### Problem details
Every line in the listing should be set down again verbatim.

### Source data
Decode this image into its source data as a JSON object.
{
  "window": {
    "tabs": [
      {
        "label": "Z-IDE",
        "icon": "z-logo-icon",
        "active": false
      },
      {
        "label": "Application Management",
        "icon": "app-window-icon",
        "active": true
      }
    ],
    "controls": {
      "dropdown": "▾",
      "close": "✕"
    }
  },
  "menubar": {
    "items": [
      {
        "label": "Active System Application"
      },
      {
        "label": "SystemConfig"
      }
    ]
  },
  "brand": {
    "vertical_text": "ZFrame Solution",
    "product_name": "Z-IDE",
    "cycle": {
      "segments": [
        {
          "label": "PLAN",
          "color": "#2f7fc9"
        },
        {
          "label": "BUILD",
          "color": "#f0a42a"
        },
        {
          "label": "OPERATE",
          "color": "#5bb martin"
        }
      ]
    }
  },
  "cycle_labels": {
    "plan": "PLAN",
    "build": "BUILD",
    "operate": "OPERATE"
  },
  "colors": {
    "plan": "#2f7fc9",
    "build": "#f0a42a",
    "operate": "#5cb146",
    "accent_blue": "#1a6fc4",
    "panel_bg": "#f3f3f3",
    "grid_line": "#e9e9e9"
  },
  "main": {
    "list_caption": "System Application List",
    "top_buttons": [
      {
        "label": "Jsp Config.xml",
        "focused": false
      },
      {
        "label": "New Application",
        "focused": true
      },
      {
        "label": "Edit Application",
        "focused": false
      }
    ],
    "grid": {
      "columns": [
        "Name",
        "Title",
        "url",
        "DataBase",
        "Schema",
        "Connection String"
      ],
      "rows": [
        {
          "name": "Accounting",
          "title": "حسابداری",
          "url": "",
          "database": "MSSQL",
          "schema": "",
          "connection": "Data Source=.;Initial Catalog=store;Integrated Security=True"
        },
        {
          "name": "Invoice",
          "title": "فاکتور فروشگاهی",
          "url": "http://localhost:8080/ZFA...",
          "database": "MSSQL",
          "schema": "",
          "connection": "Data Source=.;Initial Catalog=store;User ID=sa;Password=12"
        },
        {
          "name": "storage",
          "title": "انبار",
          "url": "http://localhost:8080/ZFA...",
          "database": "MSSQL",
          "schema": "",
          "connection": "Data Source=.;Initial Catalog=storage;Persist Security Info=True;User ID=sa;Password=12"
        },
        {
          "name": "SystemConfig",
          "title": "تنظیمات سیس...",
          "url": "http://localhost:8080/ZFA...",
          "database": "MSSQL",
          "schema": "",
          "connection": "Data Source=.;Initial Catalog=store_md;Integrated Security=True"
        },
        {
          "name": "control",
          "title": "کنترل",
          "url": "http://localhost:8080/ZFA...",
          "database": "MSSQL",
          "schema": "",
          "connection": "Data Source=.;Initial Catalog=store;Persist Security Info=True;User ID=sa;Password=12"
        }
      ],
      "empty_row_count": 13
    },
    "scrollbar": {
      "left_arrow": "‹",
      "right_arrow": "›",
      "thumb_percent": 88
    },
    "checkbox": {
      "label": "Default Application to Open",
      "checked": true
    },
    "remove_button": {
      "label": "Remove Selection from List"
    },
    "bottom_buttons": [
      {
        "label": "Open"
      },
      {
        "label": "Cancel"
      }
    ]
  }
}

### Task response
Decode this image into its source data as a JSON object.
{
  "window": {
    "tabs": [
      {
        "label": "Z-IDE",
        "icon": "z-logo-icon",
        "active": false
      },
      {
        "label": "Application Management",
        "icon": "app-window-icon",
        "active": true
      }
    ],
    "controls": {
      "dropdown": "▾",
      "close": "✕"
    }
  },
  "menubar": {
    "items": [
      {
        "label": "Active System Application"
      },
      {
        "label": "SystemConfig"
      }
    ]
  },
  "brand": {
    "vertical_text": "ZFrame Solution",
    "product_name": "Z-IDE",
    "cycle": {
      "segments": [
        {
          "label": "PLAN",
          "color": "#2f7fc9"
        },
        {
          "label": "BUILD",
          "color": "#f0a42a"
        },
        {
          "label": "OPERATE",
          "color": "#5bb martin"
        }
      ]
    }
  },
  "cycle_labels": {
    "plan": "PLAN",
    "build": "BUILD",
    "operate": "OPERATE"
  },
  "colors": {
    "plan": "#2f7fc9",
    "build": "#f0a42a",
    "operate": "#5cb146",
    "accent_blue": "#1a6fc4",
    "panel_bg": "#f3f3f3",
    "grid_line": "#e9e9e9"
  },
  "main": {
    "list_caption": "System Application List",
    "top_buttons": [
      {
        "label": "Jsp Config.xml",
        "focused": false
      },
      {
        "label": "New Application",
        "focused": true
      },
      {
        "label": "Edit Application",
        "focused": false
      }
    ],
    "grid": {
      "columns": [
        "Name",
        "Title",
        "url",
        "DataBase",
        "Schema",
        "Connection String"
      ],
      "rows": [
        {
          "name": "Accounting",
          "title": "حسابداری",
          "url": "",
          "database": "MSSQL",
          "schema": "",
          "connection": "Data Source=.;Initial Catalog=store;Integrated Security=True"
        },
        {
          "name": "Invoice",
          "title": "فاکتور فروشگاهی",
          "url": "http://localhost:8080/ZFA...",
          "database": "MSSQL",
          "schema": "",
          "connection": "Data Source=.;Initial Catalog=store;User ID=sa;Password=12"
        },
        {
          "name": "storage",
          "title": "انبار",
          "url": "http://localhost:8080/ZFA...",
          "database": "MSSQL",
          "schema": "",
          "connection": "Data Source=.;Initial Catalog=storage;Persist Security Info=True;User ID=sa;Password=12"
        },
        {
          "name": "SystemConfig",
          "title": "تنظیمات سیس...",
          "url": "http://localhost:8080/ZFA...",
          "database": "MSSQL",
          "schema": "",
          "connection": "Data Source=.;Initial Catalog=store_md;Integrated Security=True"
        },
        {
          "name": "control",
          "title": "کنترل",
          "url": "http://localhost:8080/ZFA...",
          "database": "MSSQL",
          "schema": "",
          "connection": "Data Source=.;Initial Catalog=store;Persist Security Info=True;User ID=sa;Password=12"
        }
      ],
      "empty_row_count": 13
    },
    "scrollbar": {
      "left_arrow": "‹",
      "right_arrow": "›",
      "thumb_percent": 88
    },
    "checkbox": {
      "label": "Default Application to Open",
      "checked": true
    },
    "remove_button": {
      "label": "Remove Selection from List"
    },
    "bottom_buttons": [
      {
        "label": "Open"
      },
      {
        "label": "Cancel"
      }
    ]
  }
}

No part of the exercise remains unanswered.